Risotto al Funghi. Wow. 

Just reading those words make my mouth water… that soft chewy rice texture, mixed with the subtle taste of mushroom and cheese can make even the pickiest eater’s taste buds rejoice in happiness. Although the dish is solid on its own, there’s a secret something that can make the meal an over the moon experience: pairing it with the right wine. 

In 2001, I found out the power wine pairing had when it was done correctly. 

I was having a delicious meal at Guy Savoy in Paris with a dear friend of mine, and to end our dinner, we decided to order a bottle of the famous Château d’Yquem. We kindly asked the maître to bring us a dessert that would perfectly accompany the bottle of wine we had ordered; he kindly agreed, and told us he would be sending us a selection of the best treats available, as long as they paired well. 

Dessert #1 – Passion Fruit Mousse. 

Dessert #2 –Passion Fruit Mousse.

At this point I could tell he was up to something…

Desert #3 –Passion Fruit Mousse. 

I glanced up at him in disbelief. He glanced back at us and responded, “Passion Fruit Mousse is the only dessert that must be paired with this wine”. I wasn’t sure if he was right or wrong, but that idea of having the appropriate wine for the appropriate food has stuck with me ever since. 

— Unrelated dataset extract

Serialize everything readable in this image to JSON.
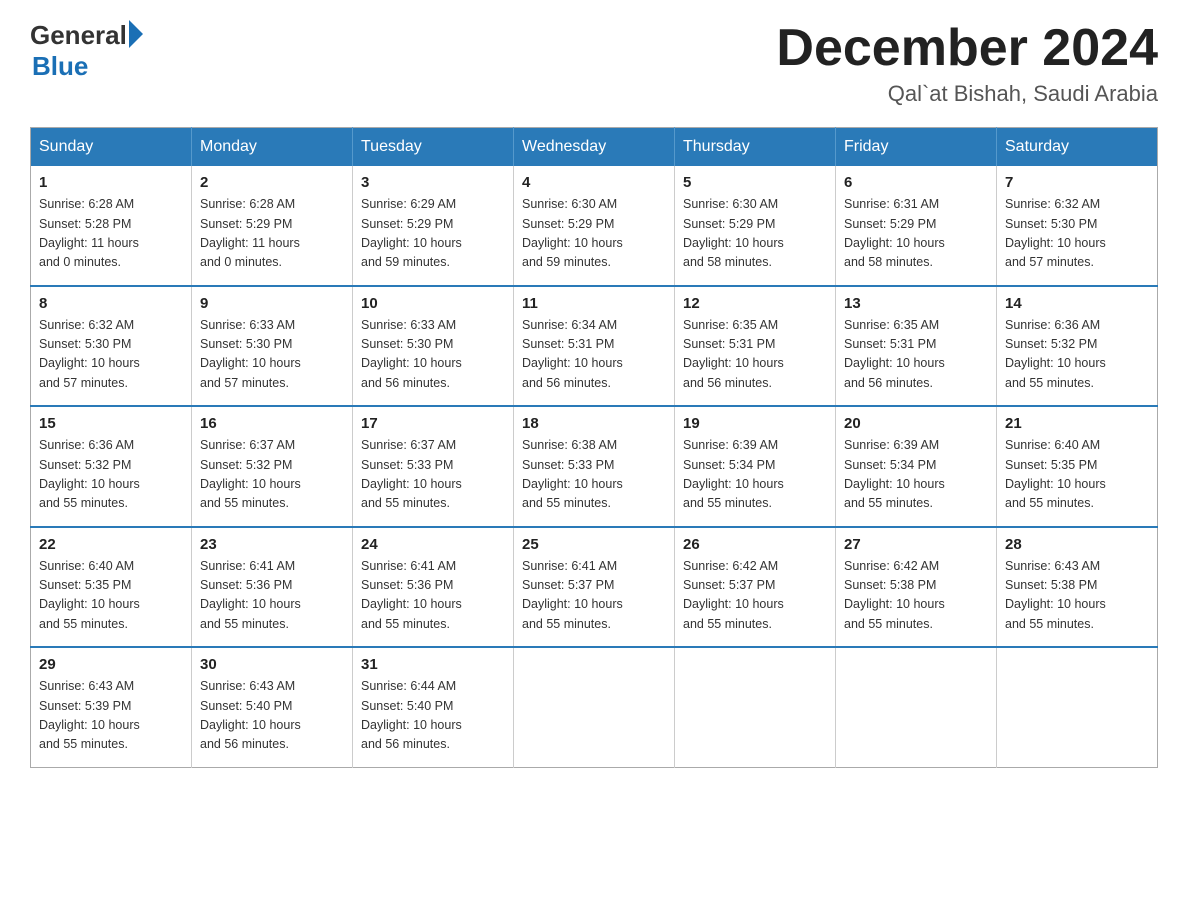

Okay, back to the Risotto al Funghi.

To give you all the best recommendations, I delved deep into some Italian wine books, and got into contact with some of my dear friends who are deeply involved in the culinary world. 

Before we start, you need to keep in mind that the centerpiece in terms of flavor of this Risotto, is the mushroom. Is it raw, cooked, earthy, sweet, truffle? It’s important to understand this, because the wine choice should never overpower the flavor of the main ingredient. In general terms for this dish, I’d recommend staying away from red wines with potent aromas, or white wines that are more on the sweet side. I know that seems fairly broad, so I put together a list you can follow based on the feedback and conclusions I made on my own:

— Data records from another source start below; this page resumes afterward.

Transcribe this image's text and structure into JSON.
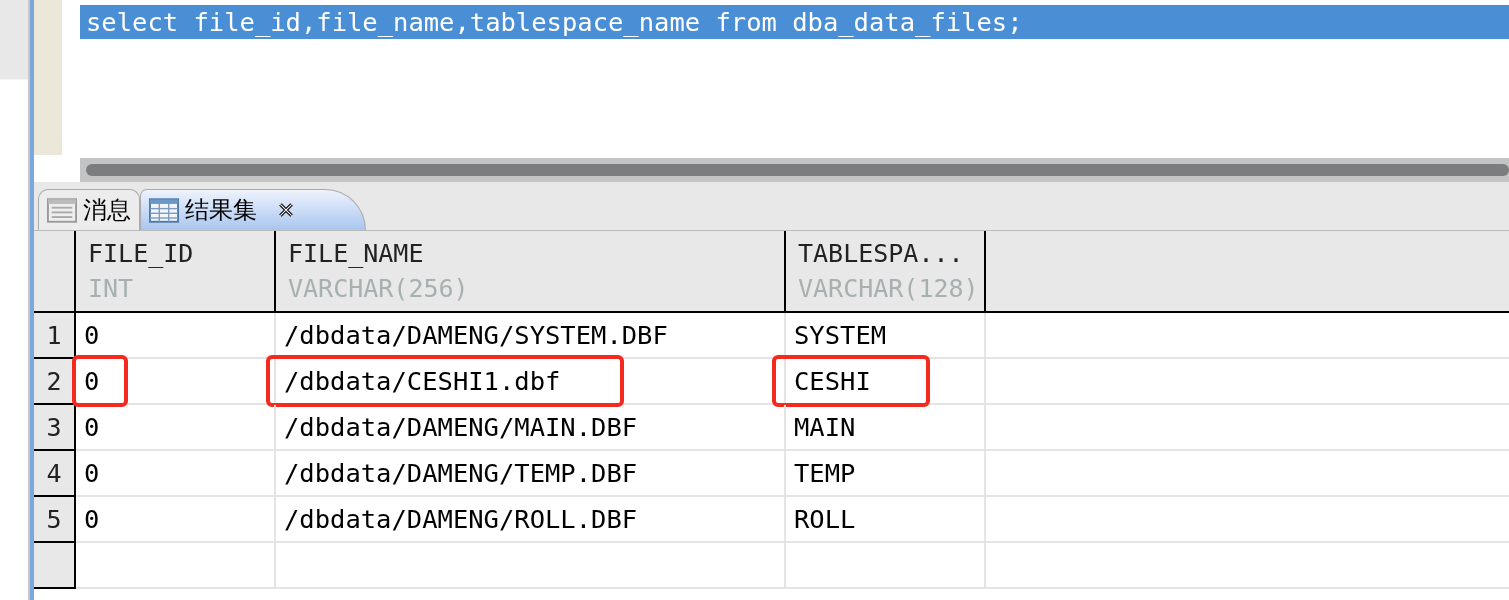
{
  "editor": {
    "query": "select file_id,file_name,tablespace_name from dba_data_files;",
    "selected": true
  },
  "tabs": [
    {
      "label": "消息",
      "selected": false,
      "closable": false
    },
    {
      "label": "结果集",
      "selected": true,
      "closable": true
    }
  ],
  "table": {
    "columns": [
      {
        "name": "FILE_ID",
        "type": "INT"
      },
      {
        "name": "FILE_NAME",
        "type": "VARCHAR(256)"
      },
      {
        "name": "TABLESPA...",
        "type": "VARCHAR(128)"
      }
    ],
    "rows": [
      {
        "number": "1",
        "cells": [
          "0",
          "/dbdata/DAMENG/SYSTEM.DBF",
          "SYSTEM"
        ],
        "highlighted": false
      },
      {
        "number": "2",
        "cells": [
          "0",
          "/dbdata/CESHI1.dbf",
          "CESHI"
        ],
        "highlighted": true
      },
      {
        "number": "3",
        "cells": [
          "0",
          "/dbdata/DAMENG/MAIN.DBF",
          "MAIN"
        ],
        "highlighted": false
      },
      {
        "number": "4",
        "cells": [
          "0",
          "/dbdata/DAMENG/TEMP.DBF",
          "TEMP"
        ],
        "highlighted": false
      },
      {
        "number": "5",
        "cells": [
          "0",
          "/dbdata/DAMENG/ROLL.DBF",
          "ROLL"
        ],
        "highlighted": false
      }
    ]
  }
}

Top tier wines suggested by chefs: Barolo, or Chardonnay from Piedmont in northern Italy. Barbaresco could also pair well. • French Wine: Chardonnay from Bourgogne, such as Puligny Montrachet, Meursault or Chablis. If you want red wine, a Côtes du Rhône or a Pomerol suave from Bordeaux.

Italian wines: Lange from Piedmont, or any Chardonnay from Umbria or Sicily. If you want a cheaper alternative you can try a Pinot Grigio or a soft Sangiovese such as Rosso di Montalcino o Chianti.

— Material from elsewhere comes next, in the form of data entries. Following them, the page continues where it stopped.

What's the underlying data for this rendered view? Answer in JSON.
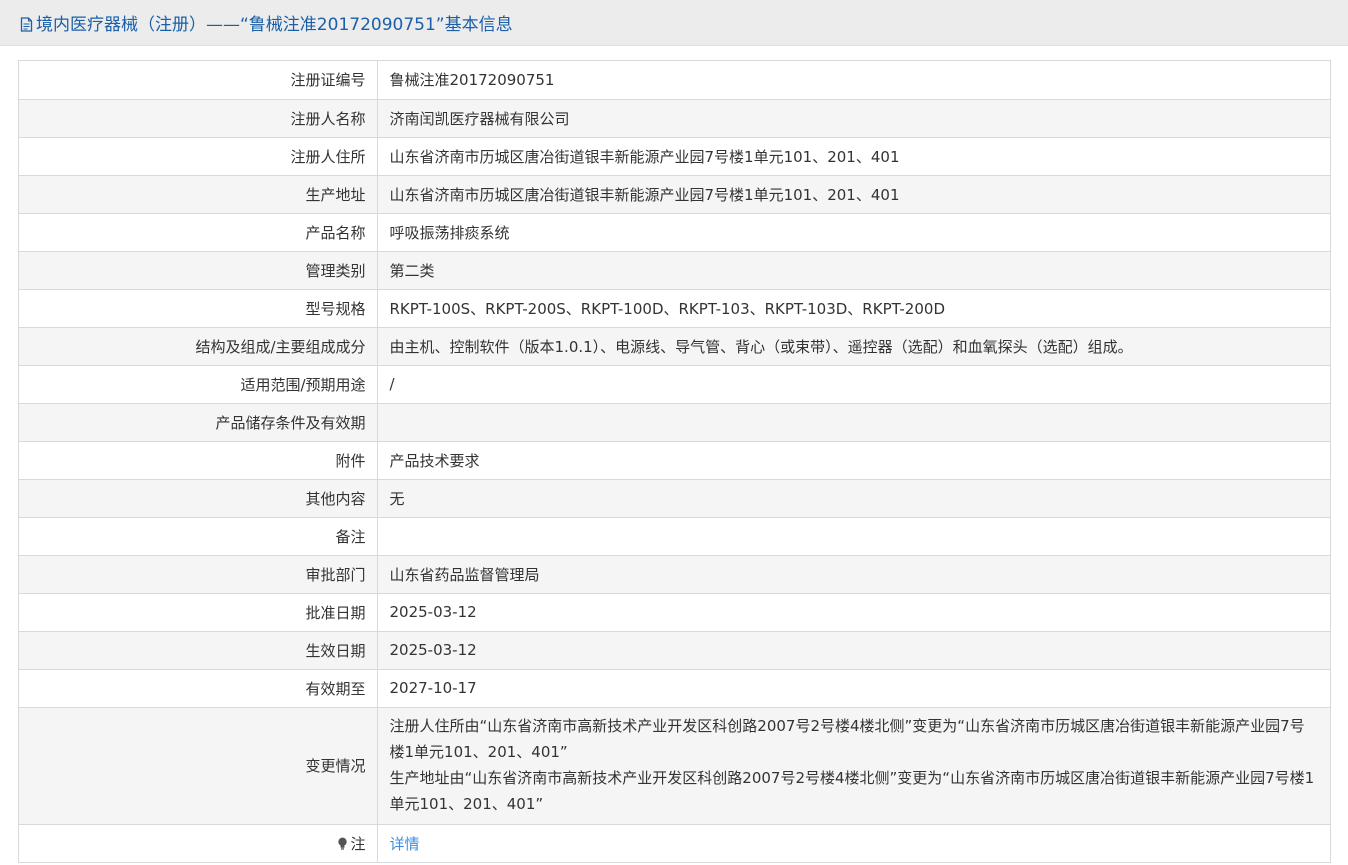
{
  "header": {
    "title": "境内医疗器械（注册）——“鲁械注准20172090751”基本信息"
  },
  "rows": [
    {
      "label": "注册证编号",
      "value": "鲁械注准20172090751"
    },
    {
      "label": "注册人名称",
      "value": "济南闰凯医疗器械有限公司"
    },
    {
      "label": "注册人住所",
      "value": "山东省济南市历城区唐冶街道银丰新能源产业园7号楼1单元101、201、401"
    },
    {
      "label": "生产地址",
      "value": "山东省济南市历城区唐冶街道银丰新能源产业园7号楼1单元101、201、401"
    },
    {
      "label": "产品名称",
      "value": "呼吸振荡排痰系统"
    },
    {
      "label": "管理类别",
      "value": "第二类"
    },
    {
      "label": "型号规格",
      "value": "RKPT-100S、RKPT-200S、RKPT-100D、RKPT-103、RKPT-103D、RKPT-200D"
    },
    {
      "label": "结构及组成/主要组成成分",
      "value": "由主机、控制软件（版本1.0.1）、电源线、导气管、背心（或束带）、遥控器（选配）和血氧探头（选配）组成。"
    },
    {
      "label": "适用范围/预期用途",
      "value": "/"
    },
    {
      "label": "产品储存条件及有效期",
      "value": ""
    },
    {
      "label": "附件",
      "value": "产品技术要求"
    },
    {
      "label": "其他内容",
      "value": "无"
    },
    {
      "label": "备注",
      "value": ""
    },
    {
      "label": "审批部门",
      "value": "山东省药品监督管理局"
    },
    {
      "label": "批准日期",
      "value": "2025-03-12"
    },
    {
      "label": "生效日期",
      "value": "2025-03-12"
    },
    {
      "label": "有效期至",
      "value": "2027-10-17"
    }
  ],
  "changes": {
    "label": "变更情况",
    "line1": "注册人住所由“山东省济南市高新技术产业开发区科创路2007号2号楼4楼北侧”变更为“山东省济南市历城区唐冶街道银丰新能源产业园7号楼1单元101、201、401”",
    "line2": "生产地址由“山东省济南市高新技术产业开发区科创路2007号2号楼4楼北侧”变更为“山东省济南市历城区唐冶街道银丰新能源产业园7号楼1单元101、201、401”"
  },
  "note": {
    "label": "注",
    "link": "详情"
  },
  "icons": {
    "title_icon": "document-icon",
    "note_icon": "lightbulb-icon"
  },
  "colors": {
    "title": "#1a5fa8",
    "link": "#3a8ee6"
  }
}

Others: A good Tignanello, or solid Montepulciano d’Abruzzo. A white Arneis could also work well. 

If you’re in the mood for red:  Pinot Noir, such as a Ribera del Duero

Something different: Franciacorta or an Andalusian Jerez. 

Like I mentioned earlier, the single most important thing to keep in mind is to make sure the wine doesn’t overpower the flavor of your food, but rather, complements it. I invite you all to mix, match and taste, and let me know what your favorite wine pairing was! 

Like Julia Child once said: “Wine is meant to be with food- that is the point of it!